Supplied data:
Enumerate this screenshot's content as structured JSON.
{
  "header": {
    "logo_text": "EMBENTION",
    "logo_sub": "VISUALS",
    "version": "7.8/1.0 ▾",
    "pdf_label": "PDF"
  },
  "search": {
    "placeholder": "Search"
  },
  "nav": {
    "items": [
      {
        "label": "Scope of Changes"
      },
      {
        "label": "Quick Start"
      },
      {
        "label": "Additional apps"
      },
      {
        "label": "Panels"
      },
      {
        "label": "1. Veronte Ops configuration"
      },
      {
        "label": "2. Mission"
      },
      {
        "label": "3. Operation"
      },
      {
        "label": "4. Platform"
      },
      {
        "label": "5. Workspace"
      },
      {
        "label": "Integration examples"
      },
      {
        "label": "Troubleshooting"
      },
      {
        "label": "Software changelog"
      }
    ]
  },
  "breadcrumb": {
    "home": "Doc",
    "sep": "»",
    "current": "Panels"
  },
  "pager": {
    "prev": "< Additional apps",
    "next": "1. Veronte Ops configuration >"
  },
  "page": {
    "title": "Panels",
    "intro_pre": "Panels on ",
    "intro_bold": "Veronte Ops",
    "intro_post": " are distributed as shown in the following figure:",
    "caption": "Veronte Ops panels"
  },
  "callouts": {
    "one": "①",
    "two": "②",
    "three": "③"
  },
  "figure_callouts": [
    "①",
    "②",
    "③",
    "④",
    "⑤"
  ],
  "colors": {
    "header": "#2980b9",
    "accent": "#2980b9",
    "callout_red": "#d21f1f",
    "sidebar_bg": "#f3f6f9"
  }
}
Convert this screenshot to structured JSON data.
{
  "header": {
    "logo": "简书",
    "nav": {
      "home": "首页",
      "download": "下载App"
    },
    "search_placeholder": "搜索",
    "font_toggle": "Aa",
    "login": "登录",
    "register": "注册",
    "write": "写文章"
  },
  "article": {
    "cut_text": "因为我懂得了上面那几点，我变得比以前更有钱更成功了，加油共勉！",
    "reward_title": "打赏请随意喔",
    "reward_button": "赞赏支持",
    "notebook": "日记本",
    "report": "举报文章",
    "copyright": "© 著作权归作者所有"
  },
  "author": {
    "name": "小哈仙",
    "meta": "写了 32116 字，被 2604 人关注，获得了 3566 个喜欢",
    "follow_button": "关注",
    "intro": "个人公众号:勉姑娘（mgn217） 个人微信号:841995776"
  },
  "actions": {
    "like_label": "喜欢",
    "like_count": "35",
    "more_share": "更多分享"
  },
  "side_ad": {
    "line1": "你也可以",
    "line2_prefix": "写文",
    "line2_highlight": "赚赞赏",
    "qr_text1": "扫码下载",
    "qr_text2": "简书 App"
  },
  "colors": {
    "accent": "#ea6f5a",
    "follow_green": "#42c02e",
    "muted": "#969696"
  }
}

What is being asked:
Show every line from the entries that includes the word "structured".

Solution below:
Enumerate this screenshot's content as structured JSON.
Convert this screenshot to structured JSON data.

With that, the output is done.